Any GP (doctor) will now be able to prescribe the new hepatitis C treatment for you, in consultation with a specialist and clinical guidelines. You can, however, stick with you liver or infectious diseases specialist (if you have one already) or discuss the new treatment with your existing HIV doctor (who can also prescribe these treatments, or refer you to a specialist if needed should you have advanced liver disease or other medical concerns). At the 4th week of treatment your HCV viral load and liver function may be tested, to check how it’s going, particularly if you have some existing liver damage or disease. 12 weeks after treatment has finished this will be checked again to qualify the success of your treatment.
If you are thinking about hepatitis C treatment, we encourage all people living with HIV/HCV coinfection to first have a discussion with their HIV doctor (or Infectious Diseases Specialist).
What about Hepatitis C (HCV) re-infection?
Once you have taken a course of the new HCV treatments and have been successful in clearing the virus, you can be reinfected with Hepatitis C, since there is no vaccine available against getting HCV again. The new HCV treatments are not a vaccine, they are a cure-based treatment only. If you are reinfected with HCV you can take another course of HCV treatment but you may need to take a different or additional treatments compared to your first lot of successful treatment.
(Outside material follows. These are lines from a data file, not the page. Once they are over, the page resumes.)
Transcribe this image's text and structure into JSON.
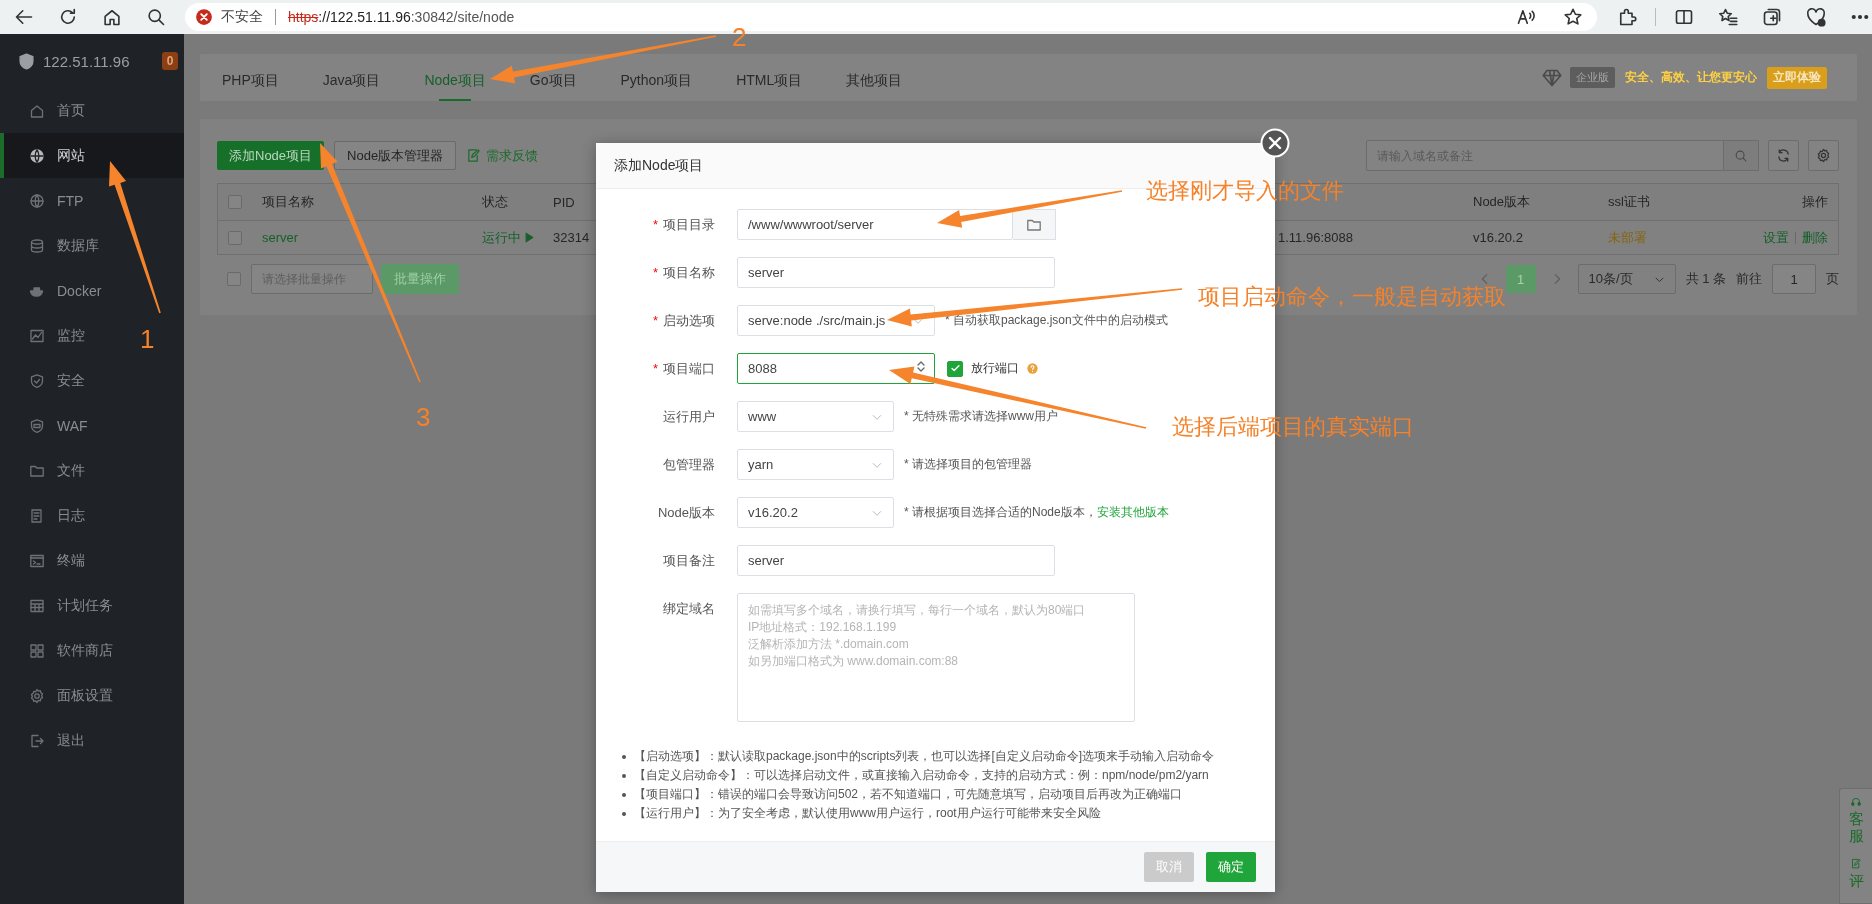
{
  "browser": {
    "security_label": "不安全",
    "secure": false,
    "url": {
      "scheme": "https",
      "address": "://122.51.11.96",
      "path": ":30842/site/node"
    }
  },
  "sidebar": {
    "server": "122.51.11.96",
    "badge": "0",
    "items": [
      {
        "label": "首页",
        "selected": false
      },
      {
        "label": "网站",
        "selected": true
      },
      {
        "label": "FTP",
        "selected": false
      },
      {
        "label": "数据库",
        "selected": false
      },
      {
        "label": "Docker",
        "selected": false
      },
      {
        "label": "监控",
        "selected": false
      },
      {
        "label": "安全",
        "selected": false
      },
      {
        "label": "WAF",
        "selected": false
      },
      {
        "label": "文件",
        "selected": false
      },
      {
        "label": "日志",
        "selected": false
      },
      {
        "label": "终端",
        "selected": false
      },
      {
        "label": "计划任务",
        "selected": false
      },
      {
        "label": "软件商店",
        "selected": false
      },
      {
        "label": "面板设置",
        "selected": false
      },
      {
        "label": "退出",
        "selected": false
      }
    ]
  },
  "tabs": [
    {
      "label": "PHP项目",
      "selected": false
    },
    {
      "label": "Java项目",
      "selected": false
    },
    {
      "label": "Node项目",
      "selected": true
    },
    {
      "label": "Go项目",
      "selected": false
    },
    {
      "label": "Python项目",
      "selected": false
    },
    {
      "label": "HTML项目",
      "selected": false
    },
    {
      "label": "其他项目",
      "selected": false
    }
  ],
  "promo": {
    "edition": "企业版",
    "slogan": "安全、高效、让您更安心",
    "button": "立即体验"
  },
  "toolbar": {
    "add_button": "添加Node项目",
    "version_button": "Node版本管理器",
    "feedback_link": "需求反馈",
    "search_placeholder": "请输入域名或备注"
  },
  "table": {
    "select_all_checked": false,
    "columns": [
      "项目名称",
      "状态",
      "PID",
      "Node版本",
      "ssl证书",
      "操作"
    ],
    "rows": [
      {
        "checked": false,
        "name": "server",
        "status": "运行中",
        "running": true,
        "pid": "32314",
        "address": "1.11.96:8088",
        "node_version": "v16.20.2",
        "ssl": "未部署",
        "actions": [
          "设置",
          "删除"
        ]
      }
    ]
  },
  "batch": {
    "checked": false,
    "placeholder": "请选择批量操作",
    "button": "批量操作"
  },
  "pagination": {
    "pages": [
      {
        "label": "1",
        "selected": true
      }
    ],
    "page_size": "10条/页",
    "total": "共 1 条",
    "goto_label": "前往",
    "goto_value": "1",
    "page_suffix": "页"
  },
  "modal": {
    "title": "添加Node项目",
    "required_mark": "*",
    "fields": [
      {
        "kind": "path",
        "label": "项目目录",
        "required": true,
        "focused": false,
        "value": "/www/wwwroot/server"
      },
      {
        "kind": "text",
        "label": "项目名称",
        "required": true,
        "focused": false,
        "value": "server"
      },
      {
        "kind": "command",
        "label": "启动选项",
        "required": true,
        "focused": false,
        "value": "serve:node ./src/main.js",
        "hint": "* 自动获取package.json文件中的启动模式"
      },
      {
        "kind": "port",
        "label": "项目端口",
        "required": true,
        "focused": true,
        "value": "8088",
        "option": {
          "label": "放行端口",
          "checked": true
        }
      },
      {
        "kind": "select",
        "label": "运行用户",
        "required": false,
        "focused": false,
        "value": "www",
        "hint": "* 无特殊需求请选择www用户"
      },
      {
        "kind": "select",
        "label": "包管理器",
        "required": false,
        "focused": false,
        "value": "yarn",
        "hint": "* 请选择项目的包管理器"
      },
      {
        "kind": "select",
        "label": "Node版本",
        "required": false,
        "focused": false,
        "value": "v16.20.2",
        "hint": "* 请根据项目选择合适的Node版本，",
        "link": "安装其他版本"
      },
      {
        "kind": "text",
        "label": "项目备注",
        "required": false,
        "focused": false,
        "value": "server"
      },
      {
        "kind": "textarea",
        "label": "绑定域名",
        "required": false,
        "focused": false,
        "placeholder": "如需填写多个域名，请换行填写，每行一个域名，默认为80端口\nIP地址格式：192.168.1.199\n泛解析添加方法 *.domain.com\n如另加端口格式为 www.domain.com:88"
      }
    ],
    "notes": [
      "【启动选项】：默认读取package.json中的scripts列表，也可以选择[自定义启动命令]选项来手动输入启动命令",
      "【自定义启动命令】：可以选择启动文件，或直接输入启动命令，支持的启动方式：例：npm/node/pm2/yarn",
      "【项目端口】：错误的端口会导致访问502，若不知道端口，可先随意填写，启动项目后再改为正确端口",
      "【运行用户】：为了安全考虑，默认使用www用户运行，root用户运行可能带来安全风险"
    ],
    "buttons": [
      {
        "kind": "cancel",
        "label": "取消"
      },
      {
        "kind": "confirm",
        "label": "确定"
      }
    ]
  },
  "float": [
    "客服",
    "评"
  ],
  "annotations": [
    {
      "label": "1"
    },
    {
      "label": "2"
    },
    {
      "label": "3"
    },
    {
      "label": "选择刚才导入的文件"
    },
    {
      "label": "项目启动命令，一般是自动获取"
    },
    {
      "label": "选择后端项目的真实端口"
    }
  ]
}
However, prevention is better than cure…
The most common way of contracting hep C, or passing it on, is through unsafe injecting drug use (sharing of needles and injecting equipment), and in some cases through tattooing or piercing with unsterilised equipment. Sharing clippers, razors, toothbrushes, and tweezers where there may be small amounts of blood can be risky. Needle-stick or sharps injuries have transmitted hep C (in occupational settings).
New evidence suggests that sexual transmission of hep C, although uncommon, is increasing among some gay men and men who have sex with men (MSM) through non-condom anal sex where blood to blood contact can occur. Sharing unwashed sex toys is also a risk for Hepatitis C.
Want More Info?
You can call your local hepatitis organisation on 1800 437 222 (1800 HEP ABC) to find out more.
Hepatitis Queensland have produced a useful fact sheet about the new medications here. http://www.hepqld.asn.au/images/resources/factsheets/FINAL_New_treatments_for_hepatitis_C.pdf and a helpful video here: http://www.hepqld.asn.au/news-media-a-events/our-news/3-news-a-events/348-the-moment-we-ve-all-been-waiting-for-is-here
You are also welcome to call QPP for more info on 1800 636 241 or (07) 3013 5555 or email us at firstname.lastname@example.org
The following consensus treatment guidelines have been developed in Australia, and are intended for health professionals. You can direct your GP (Doctor) to these guidelines: http://www.ashm.org.au/resources/Pages/01032016.aspx